Records for processing:
▬▬▬▬▬▬
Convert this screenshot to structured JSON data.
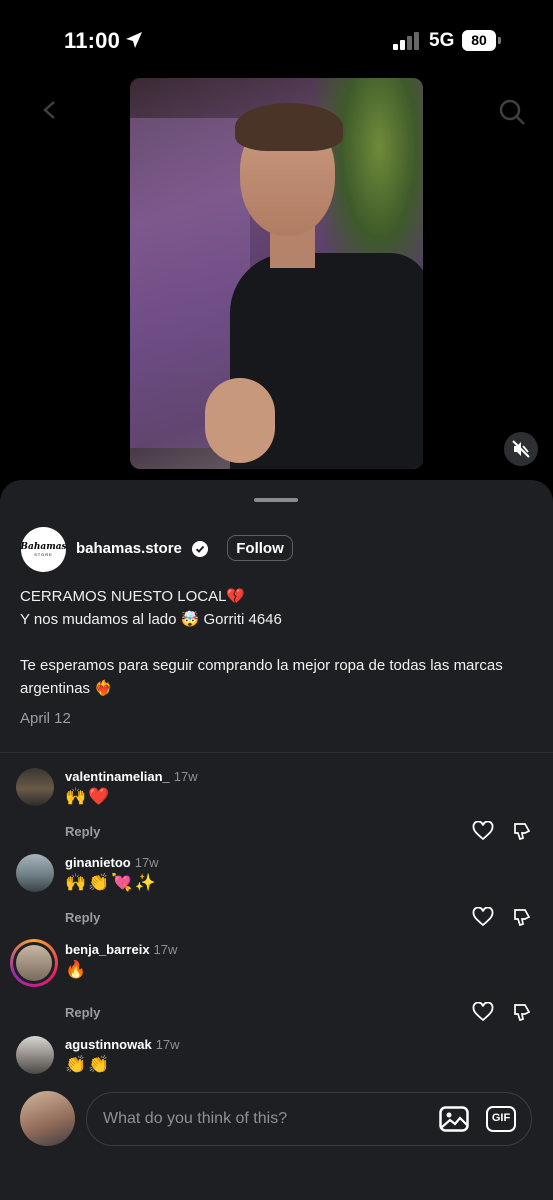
{
  "status_bar": {
    "time": "11:00",
    "network": "5G",
    "battery": "80"
  },
  "post": {
    "author": "bahamas.store",
    "avatar_brand": "Bahamas",
    "avatar_sub": "STORE",
    "follow_label": "Follow",
    "caption_line1": "CERRAMOS NUESTO LOCAL💔",
    "caption_line2": "Y nos mudamos al lado 🤯 Gorriti 4646",
    "caption_line3": "Te esperamos para seguir comprando la mejor ropa de todas las marcas argentinas ❤️‍🔥",
    "date": "April 12"
  },
  "comments": [
    {
      "user": "valentinamelian_",
      "time": "17w",
      "text": "🙌❤️",
      "reply": "Reply"
    },
    {
      "user": "ginanietoo",
      "time": "17w",
      "text": "🙌👏💘✨",
      "reply": "Reply"
    },
    {
      "user": "benja_barreix",
      "time": "17w",
      "text": "🔥",
      "reply": "Reply"
    },
    {
      "user": "agustinnowak",
      "time": "17w",
      "text": "👏👏"
    }
  ],
  "composer": {
    "placeholder": "What do you think of this?",
    "gif_label": "GIF"
  },
  "icons": [
    "location-arrow-icon",
    "signal-icon",
    "battery-icon",
    "back-icon",
    "search-icon",
    "mute-icon",
    "verified-icon",
    "heart-icon",
    "dislike-icon",
    "image-icon",
    "gif-icon"
  ]
}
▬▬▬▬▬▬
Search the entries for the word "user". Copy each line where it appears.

      "user": "valentinamelian_",
      "user": "ginanietoo",
      "user": "benja_barreix",
      "user": "agustinnowak",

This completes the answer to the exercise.